If you'd like to read about Carpenter - there is a fantastic interview book by Gilles Boulenger called John Carpenter: Prince of Darkness, and there is a monograph on They Live by Jonathan Lethem which is must-read status material. If you'd like to hear him talk about his movies - there's this great video of him introducing the Apocalypse Trilogy (The Thing/Prince of Darkness/In The Mouth of Madness) at a film festival, here's the Fear on Film roundtable between Carpenter, Landis, and Cronenberg, and here is Carpenter talking about Assault on Precinct 13 for French tv. For commentary tracks you need to listen to Carpenter and Kurt Russell on The Thing, Escape From New York, and Big Trouble In Little China (here's a segment from the Big Trouble one and here is the greatest photo ever taken) because they appear to be the only director/actor team in film history who are actually friends instead of people locked in weird psychological battle with one another. The commentaries for They Live and Halloween are pretty great as well.

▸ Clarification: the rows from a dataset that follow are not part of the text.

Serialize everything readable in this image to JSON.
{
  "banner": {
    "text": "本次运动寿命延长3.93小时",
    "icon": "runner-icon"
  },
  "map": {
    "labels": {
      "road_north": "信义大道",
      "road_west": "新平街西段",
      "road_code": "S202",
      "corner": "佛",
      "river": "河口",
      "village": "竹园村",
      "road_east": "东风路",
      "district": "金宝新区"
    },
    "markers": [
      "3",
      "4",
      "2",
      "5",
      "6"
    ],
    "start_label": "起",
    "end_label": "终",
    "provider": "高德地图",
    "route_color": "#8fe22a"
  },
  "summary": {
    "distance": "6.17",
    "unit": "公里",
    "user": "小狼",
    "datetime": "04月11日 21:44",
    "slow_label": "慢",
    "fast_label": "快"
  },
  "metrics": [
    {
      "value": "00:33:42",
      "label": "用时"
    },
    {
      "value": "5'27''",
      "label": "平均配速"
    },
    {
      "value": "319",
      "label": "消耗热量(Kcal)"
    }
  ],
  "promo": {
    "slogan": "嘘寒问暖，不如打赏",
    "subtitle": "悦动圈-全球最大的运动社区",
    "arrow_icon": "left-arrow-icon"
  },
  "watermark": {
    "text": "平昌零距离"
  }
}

Bonus: Carpenter talks about Hitchcock's Vertigo here, here's an interview from the set of Escape From New York.
Our music this week includes: soundtracks and sound clips from (in order of appearance, links go to full tracks where available):
The Fog - "introduction"
Assault on Precinct 13 - "To the Basement" - John Carpenter
Halloween 3 - "Main Title" - Carpenter & Alan Howarth
Christine - "Show Me" - Carpenter & Howarth
Halloween 2 - "Still He Kills" - Carpenter & Howarth
They Live - "Transmission"
The Fog - "Reel 9" - Carpenter
Prince of Darkness - "I've got a Message For You" / "Bug Man" / "Message From The Future" - Carpenter & Howarth
Escape From New York - "Police Action" / "Romero and The President" - Carpenter & Howarth
Halloween - "Empty Street" - Carpenter
Assault on Precinct 13 - "Walking Out" - Carpenter
Big Trouble In Little China - "Here Come the Storms" - Carpenter & Howarth
Starman - "Starman Leaves" - Jack Nitzsche
The Thing - "Humanity pt. II" - Ennio Morricone
Assault on Precinct 13 - "Sanctuary?" - Carpenter
Prince of Darkness - "End Credits" - Carpenter & Howarth
AND "The Monster Mash" by Bobby Boris Pickett
NEXT WEEK: A normal episode.We've spoiled you for too long.
Happy Halloween and thank you for listening
- Sean Witzke and Tucker Stone, October 31, 2013